+++ STORED DATA +++
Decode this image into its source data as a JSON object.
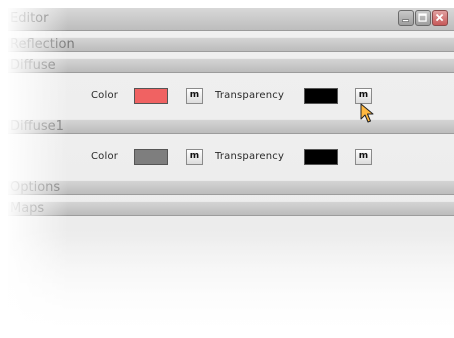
{
  "window": {
    "title": "Editor"
  },
  "sections": {
    "reflection": "Reflection",
    "diffuse": "Diffuse",
    "diffuse1": "Diffuse1",
    "options": "Options",
    "maps": "Maps"
  },
  "diffuse": {
    "color_label": "Color",
    "color_value": "#f06262",
    "color_map_button": "m",
    "transparency_label": "Transparency",
    "transparency_value": "#000000",
    "transparency_map_button": "m"
  },
  "diffuse1": {
    "color_label": "Color",
    "color_value": "#7e7e7e",
    "color_map_button": "m",
    "transparency_label": "Transparency",
    "transparency_value": "#000000",
    "transparency_map_button": "m"
  },
  "icons": {
    "minimize": "minimize-icon",
    "maximize": "maximize-icon",
    "close": "close-icon",
    "cursor": "mouse-pointer-icon"
  }
}
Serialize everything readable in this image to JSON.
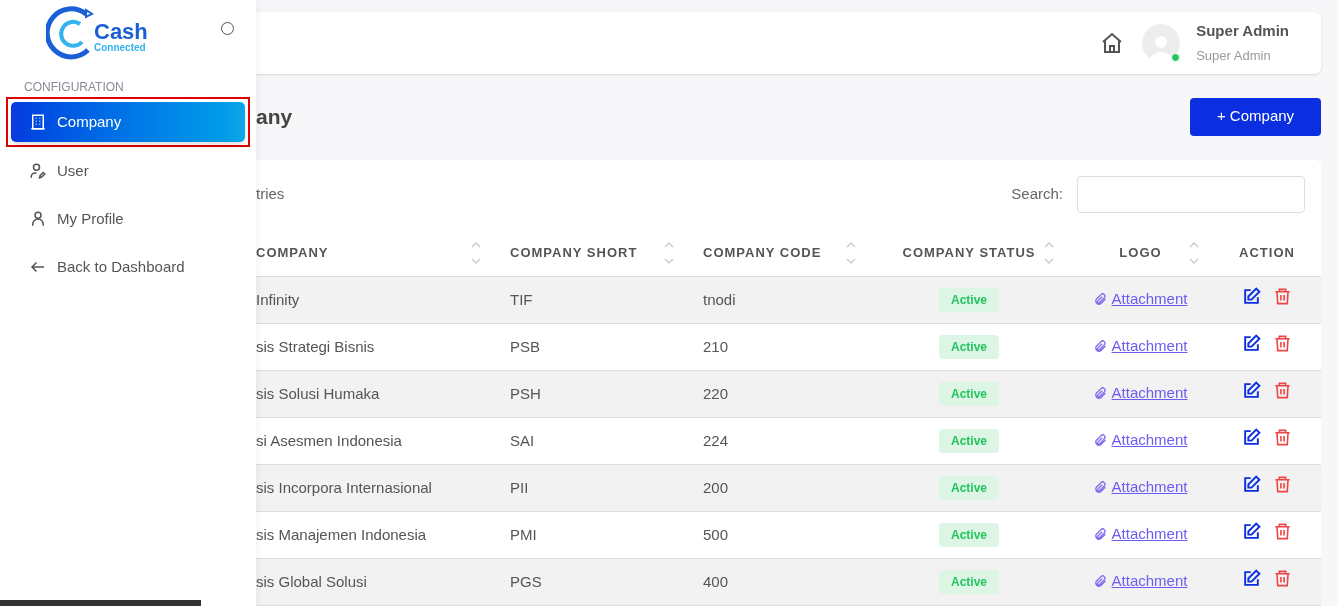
{
  "sidebar": {
    "logo": {
      "word": "Cash",
      "sub": "Connected"
    },
    "section": "CONFIGURATION",
    "items": [
      {
        "label": "Company",
        "kind": "building",
        "selected": true,
        "outlined": true
      },
      {
        "label": "User",
        "kind": "useredit",
        "selected": false,
        "outlined": false
      },
      {
        "label": "My Profile",
        "kind": "user",
        "selected": false,
        "outlined": false
      },
      {
        "label": "Back to Dashboard",
        "kind": "arrow",
        "selected": false,
        "outlined": false
      }
    ]
  },
  "header": {
    "user_name": "Super Admin",
    "user_role": "Super Admin",
    "online": true
  },
  "page_title": "any",
  "add_button": "+ Company",
  "entries_text": "tries",
  "search": {
    "label": "Search:"
  },
  "table": {
    "columns": [
      {
        "label": "COMPANY",
        "sortable": true
      },
      {
        "label": "COMPANY SHORT",
        "sortable": true
      },
      {
        "label": "COMPANY CODE",
        "sortable": true
      },
      {
        "label": "COMPANY STATUS",
        "sortable": true
      },
      {
        "label": "LOGO",
        "sortable": true
      },
      {
        "label": "ACTION",
        "sortable": false
      }
    ],
    "rows": [
      {
        "company": "Infinity",
        "short": "TIF",
        "code": "tnodi",
        "status": "Active",
        "logo": "Attachment"
      },
      {
        "company": "sis Strategi Bisnis",
        "short": "PSB",
        "code": "210",
        "status": "Active",
        "logo": "Attachment"
      },
      {
        "company": "sis Solusi Humaka",
        "short": "PSH",
        "code": "220",
        "status": "Active",
        "logo": "Attachment"
      },
      {
        "company": "si Asesmen Indonesia",
        "short": "SAI",
        "code": "224",
        "status": "Active",
        "logo": "Attachment"
      },
      {
        "company": "sis Incorpora Internasional",
        "short": "PII",
        "code": "200",
        "status": "Active",
        "logo": "Attachment"
      },
      {
        "company": "sis Manajemen Indonesia",
        "short": "PMI",
        "code": "500",
        "status": "Active",
        "logo": "Attachment"
      },
      {
        "company": "sis Global Solusi",
        "short": "PGS",
        "code": "400",
        "status": "Active",
        "logo": "Attachment"
      }
    ]
  }
}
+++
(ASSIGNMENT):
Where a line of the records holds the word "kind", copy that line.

(EXERCISE ANSWER):
        "kind": "building",
        "kind": "useredit",
        "kind": "user",
        "kind": "arrow",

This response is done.